» **Problem to solve**:
Across all the entries below, count each line that holds "JSON" and report the figure only.

» **Data records for software interfaces**:

◇ ◇ ◇ ◇

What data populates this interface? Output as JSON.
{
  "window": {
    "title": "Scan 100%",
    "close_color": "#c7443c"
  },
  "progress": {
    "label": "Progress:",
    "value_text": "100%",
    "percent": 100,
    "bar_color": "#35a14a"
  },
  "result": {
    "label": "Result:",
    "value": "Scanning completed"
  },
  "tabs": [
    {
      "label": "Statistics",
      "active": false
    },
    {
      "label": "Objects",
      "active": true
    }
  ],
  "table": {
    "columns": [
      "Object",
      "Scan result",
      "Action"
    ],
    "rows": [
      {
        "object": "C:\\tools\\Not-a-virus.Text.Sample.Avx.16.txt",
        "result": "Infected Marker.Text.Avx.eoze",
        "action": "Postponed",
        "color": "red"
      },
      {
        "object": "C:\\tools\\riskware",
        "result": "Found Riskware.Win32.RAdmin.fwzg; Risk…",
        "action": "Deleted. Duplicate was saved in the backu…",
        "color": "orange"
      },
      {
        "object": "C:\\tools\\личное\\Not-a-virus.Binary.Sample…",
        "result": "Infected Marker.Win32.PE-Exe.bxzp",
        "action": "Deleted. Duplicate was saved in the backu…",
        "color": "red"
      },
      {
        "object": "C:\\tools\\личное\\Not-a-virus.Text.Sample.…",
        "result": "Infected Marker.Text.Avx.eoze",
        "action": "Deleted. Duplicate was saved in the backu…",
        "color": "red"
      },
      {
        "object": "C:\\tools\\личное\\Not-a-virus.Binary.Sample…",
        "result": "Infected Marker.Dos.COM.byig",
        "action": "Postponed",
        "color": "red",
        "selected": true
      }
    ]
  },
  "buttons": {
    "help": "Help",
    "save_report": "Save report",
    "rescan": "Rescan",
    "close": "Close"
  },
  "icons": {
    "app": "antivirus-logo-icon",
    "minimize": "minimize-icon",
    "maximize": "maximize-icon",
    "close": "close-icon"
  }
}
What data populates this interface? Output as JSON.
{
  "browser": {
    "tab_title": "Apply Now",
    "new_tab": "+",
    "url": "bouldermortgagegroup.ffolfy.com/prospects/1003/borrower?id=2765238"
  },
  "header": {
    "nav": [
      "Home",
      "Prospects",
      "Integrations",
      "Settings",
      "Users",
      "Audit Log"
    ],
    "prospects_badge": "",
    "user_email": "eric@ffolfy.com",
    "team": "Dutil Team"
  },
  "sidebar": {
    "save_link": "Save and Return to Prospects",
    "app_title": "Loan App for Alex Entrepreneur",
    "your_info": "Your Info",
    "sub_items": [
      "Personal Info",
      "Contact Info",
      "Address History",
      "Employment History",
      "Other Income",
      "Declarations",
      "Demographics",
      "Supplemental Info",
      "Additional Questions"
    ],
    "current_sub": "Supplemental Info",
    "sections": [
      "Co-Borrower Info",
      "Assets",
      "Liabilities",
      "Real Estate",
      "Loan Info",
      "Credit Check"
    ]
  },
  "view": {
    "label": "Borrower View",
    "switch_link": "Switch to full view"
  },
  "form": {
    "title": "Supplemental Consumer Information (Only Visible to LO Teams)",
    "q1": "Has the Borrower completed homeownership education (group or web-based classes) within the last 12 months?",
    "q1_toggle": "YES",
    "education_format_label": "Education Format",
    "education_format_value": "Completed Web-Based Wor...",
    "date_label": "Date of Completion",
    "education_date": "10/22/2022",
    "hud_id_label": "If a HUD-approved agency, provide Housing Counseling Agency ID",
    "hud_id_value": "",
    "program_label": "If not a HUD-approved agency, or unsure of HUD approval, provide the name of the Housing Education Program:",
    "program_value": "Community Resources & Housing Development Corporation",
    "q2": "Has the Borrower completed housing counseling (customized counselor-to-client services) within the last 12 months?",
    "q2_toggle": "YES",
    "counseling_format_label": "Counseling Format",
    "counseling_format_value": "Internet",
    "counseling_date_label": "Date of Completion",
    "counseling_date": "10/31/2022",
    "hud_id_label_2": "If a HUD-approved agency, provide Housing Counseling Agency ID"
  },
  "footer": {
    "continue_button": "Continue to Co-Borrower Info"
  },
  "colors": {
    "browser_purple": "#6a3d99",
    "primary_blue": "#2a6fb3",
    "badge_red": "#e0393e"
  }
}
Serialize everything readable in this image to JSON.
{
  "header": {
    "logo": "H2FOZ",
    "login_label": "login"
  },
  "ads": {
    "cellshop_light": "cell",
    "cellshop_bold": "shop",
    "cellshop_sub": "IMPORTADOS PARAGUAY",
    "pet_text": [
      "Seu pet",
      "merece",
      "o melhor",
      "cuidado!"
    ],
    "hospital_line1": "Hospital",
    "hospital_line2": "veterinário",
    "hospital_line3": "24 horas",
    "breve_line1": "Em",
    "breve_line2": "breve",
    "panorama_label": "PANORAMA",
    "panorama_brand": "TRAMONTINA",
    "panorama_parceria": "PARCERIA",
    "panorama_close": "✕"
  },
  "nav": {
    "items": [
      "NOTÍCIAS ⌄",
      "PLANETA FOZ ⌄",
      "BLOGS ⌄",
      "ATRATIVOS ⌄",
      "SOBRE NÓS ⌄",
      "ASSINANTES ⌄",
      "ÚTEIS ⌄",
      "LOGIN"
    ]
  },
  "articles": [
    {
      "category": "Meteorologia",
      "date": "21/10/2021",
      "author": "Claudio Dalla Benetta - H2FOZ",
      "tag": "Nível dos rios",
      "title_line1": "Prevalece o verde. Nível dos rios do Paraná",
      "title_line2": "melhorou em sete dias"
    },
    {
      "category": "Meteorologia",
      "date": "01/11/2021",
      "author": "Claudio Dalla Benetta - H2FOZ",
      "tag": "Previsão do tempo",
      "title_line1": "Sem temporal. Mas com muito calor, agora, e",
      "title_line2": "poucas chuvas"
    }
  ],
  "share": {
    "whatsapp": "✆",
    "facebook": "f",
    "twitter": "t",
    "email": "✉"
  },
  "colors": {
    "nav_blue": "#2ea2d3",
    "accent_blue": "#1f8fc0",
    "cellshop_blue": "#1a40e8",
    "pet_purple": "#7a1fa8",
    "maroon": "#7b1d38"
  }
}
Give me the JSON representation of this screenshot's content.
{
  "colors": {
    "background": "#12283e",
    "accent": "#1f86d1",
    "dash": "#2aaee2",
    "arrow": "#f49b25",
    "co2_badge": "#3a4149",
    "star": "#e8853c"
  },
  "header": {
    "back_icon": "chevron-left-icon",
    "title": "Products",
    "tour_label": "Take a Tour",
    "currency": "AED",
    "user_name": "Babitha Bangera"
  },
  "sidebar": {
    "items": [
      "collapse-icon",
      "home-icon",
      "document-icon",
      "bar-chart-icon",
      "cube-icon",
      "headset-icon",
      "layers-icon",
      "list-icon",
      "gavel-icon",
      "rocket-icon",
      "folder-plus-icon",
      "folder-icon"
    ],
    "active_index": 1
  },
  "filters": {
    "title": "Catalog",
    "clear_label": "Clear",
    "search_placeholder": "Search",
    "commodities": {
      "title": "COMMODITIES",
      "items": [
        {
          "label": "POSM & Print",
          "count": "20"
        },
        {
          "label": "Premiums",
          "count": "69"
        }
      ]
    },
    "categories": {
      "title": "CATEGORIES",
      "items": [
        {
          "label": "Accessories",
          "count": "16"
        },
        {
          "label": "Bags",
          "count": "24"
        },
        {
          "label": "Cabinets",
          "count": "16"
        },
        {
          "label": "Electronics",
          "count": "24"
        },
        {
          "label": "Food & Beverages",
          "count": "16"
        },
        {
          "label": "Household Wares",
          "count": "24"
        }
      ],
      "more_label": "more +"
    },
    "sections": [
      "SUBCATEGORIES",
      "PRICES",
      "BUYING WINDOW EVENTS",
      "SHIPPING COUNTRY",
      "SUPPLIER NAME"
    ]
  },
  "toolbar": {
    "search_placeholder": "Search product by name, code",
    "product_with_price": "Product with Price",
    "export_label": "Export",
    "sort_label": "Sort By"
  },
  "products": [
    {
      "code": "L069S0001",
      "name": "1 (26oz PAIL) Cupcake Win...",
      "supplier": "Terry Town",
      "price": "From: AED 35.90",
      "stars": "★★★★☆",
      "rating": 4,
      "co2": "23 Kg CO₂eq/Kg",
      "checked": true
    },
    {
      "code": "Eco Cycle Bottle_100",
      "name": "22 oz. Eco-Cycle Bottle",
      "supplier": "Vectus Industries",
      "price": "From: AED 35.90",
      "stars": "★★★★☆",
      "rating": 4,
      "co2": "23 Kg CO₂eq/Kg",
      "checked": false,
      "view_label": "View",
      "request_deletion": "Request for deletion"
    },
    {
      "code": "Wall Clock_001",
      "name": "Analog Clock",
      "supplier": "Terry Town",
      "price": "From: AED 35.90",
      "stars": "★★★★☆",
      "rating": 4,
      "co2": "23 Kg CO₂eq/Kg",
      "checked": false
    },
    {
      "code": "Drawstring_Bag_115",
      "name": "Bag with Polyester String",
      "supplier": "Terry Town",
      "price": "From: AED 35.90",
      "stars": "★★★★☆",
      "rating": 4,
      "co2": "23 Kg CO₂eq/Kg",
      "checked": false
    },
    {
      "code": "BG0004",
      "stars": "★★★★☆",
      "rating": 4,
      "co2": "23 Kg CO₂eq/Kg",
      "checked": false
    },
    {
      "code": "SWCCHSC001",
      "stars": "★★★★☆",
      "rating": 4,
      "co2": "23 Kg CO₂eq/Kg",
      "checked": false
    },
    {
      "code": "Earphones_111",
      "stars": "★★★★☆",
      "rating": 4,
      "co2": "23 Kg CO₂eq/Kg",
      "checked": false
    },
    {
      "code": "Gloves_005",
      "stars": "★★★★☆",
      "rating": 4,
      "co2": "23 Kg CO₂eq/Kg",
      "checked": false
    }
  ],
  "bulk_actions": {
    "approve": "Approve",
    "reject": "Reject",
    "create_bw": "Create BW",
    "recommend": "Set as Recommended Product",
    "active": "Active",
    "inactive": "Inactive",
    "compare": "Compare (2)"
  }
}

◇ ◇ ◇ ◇

» **Answer space**:
4